A further indication that the armed resistance may be losing momentum is a fall in American casualties since January when 127 US and other foreign troops were killed, compared to 40 in March and just 12 in the first days of April. The US says the number of attacks by the resistance is slightly down from 50-60 a day in January to 40-45 now.
At the same time, the US occupation is as unpopular as ever among Iraqi Arabs, going by the mass rally against it by 300,000 people in the heart of Baghdad on Saturday. Called by the Shia militant leader, Muqtada al-Sadr, it was the largest anti-American demonstration since the overthrow of Saddam Hussein. Effigies of George Bush, Tony Blair and Saddam Hussein dressed in orange prison jump suits were symbolically thrown down amid cries of "No, No to America! No, No to occupation!"
Opinion polls confirm that two-thirds of Shia Arabs - 60 per cent of Iraq's population - as well as an overwhelming majority of Sunnis want US troops to leave immediately or in the near future. The Kurds, a fifth of Iraqis, are the only community fully to support the US presence.
The resistance in Iraq has always been fragmented and, unlike many traditional liberation movements, it has never had a political wing. Some 38 different groups have claimed attacks on the US troops. The insurgents have also proved extraordinarily effective - far more so than the regular Iraqi army during the war in 2003 - killing 1,089 US soldiers and wounding some 10,000.
The key to the effectiveness of the resistance is that it has swum in a sea of popular support or acquiescence. However, often after an attack on Iraqi police or army recruits, furious by-standers have said to me: "Why are they attacking our own people and not killing Americans?"
The near universal antipathy to the occupation enabled marginal, unpopular or criminal groups opposed to the US to flourish. Islamic fundamentalists, commonly called the Salafi or Wahabi, were able to establish themselves in Sunni Muslim districts. Baathist officials, army officers and security men were swiftly able to establish guerrilla cells.
The extreme Islamic groups, typified by that led by Abu Musab al-Zarqawi, see themselves fighting a world full of "infidels", "apostates" and "crusaders" in which an Iraqi Shia or Christian was as worthy of death as a US soldier. When American troops allegedly damaged two mosques in Mosul, insurgents blew up two churches in the city in retaliation.
The Sunni sectarianism of the Salafi limited the nationalist appeal of the resistance and ensured that Shias supported the destruction of Fallujah by the US Marines last November.
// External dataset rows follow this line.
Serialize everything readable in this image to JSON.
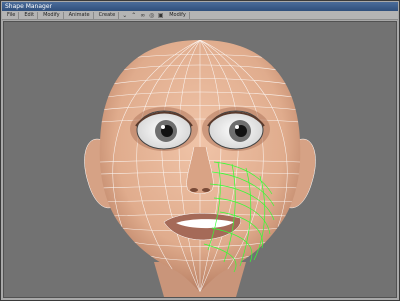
{
  "window": {
    "title": "Shape Manager"
  },
  "menu": {
    "items": [
      "File",
      "Edit",
      "Modify",
      "Animate",
      "Create"
    ],
    "extra_label": "Modify"
  },
  "icons": {
    "toolbar": [
      "chevron-down-icon",
      "chevron-up-icon",
      "link-icon",
      "target-icon",
      "square-icon"
    ]
  },
  "colors": {
    "skin": "#e6b79a",
    "skin_shadow": "#c88f70",
    "wire": "#ffffff",
    "selection": "#33ff33",
    "background": "#727272"
  }
}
The Sunni community as a whole is reassessing its options in the wake of the 30 January elections which it boycotted. It fears that a Shia-Kurd state, from which it is excluding itself, is developing. In an amazing turnaround, the Association of Muslim Scholars, an influential body often the political wing of the resistance, called last week for Sunnis to join the army and police. The Shia parties, for their part, are intent on gaining control of the Interior Ministry and Mukhabarat security forces.
The Sunni leaders know that, in many ways, the resistance has been very successful. Two years ago, US officials were airily speaking of a prolonged occupation of Iraq. It was only as guerrilla attacks intensified that they agreed to the elections in January. The Sunni leaders may now wonder what they have to gain by intensifying resistance at a time when US forces are on the retreat.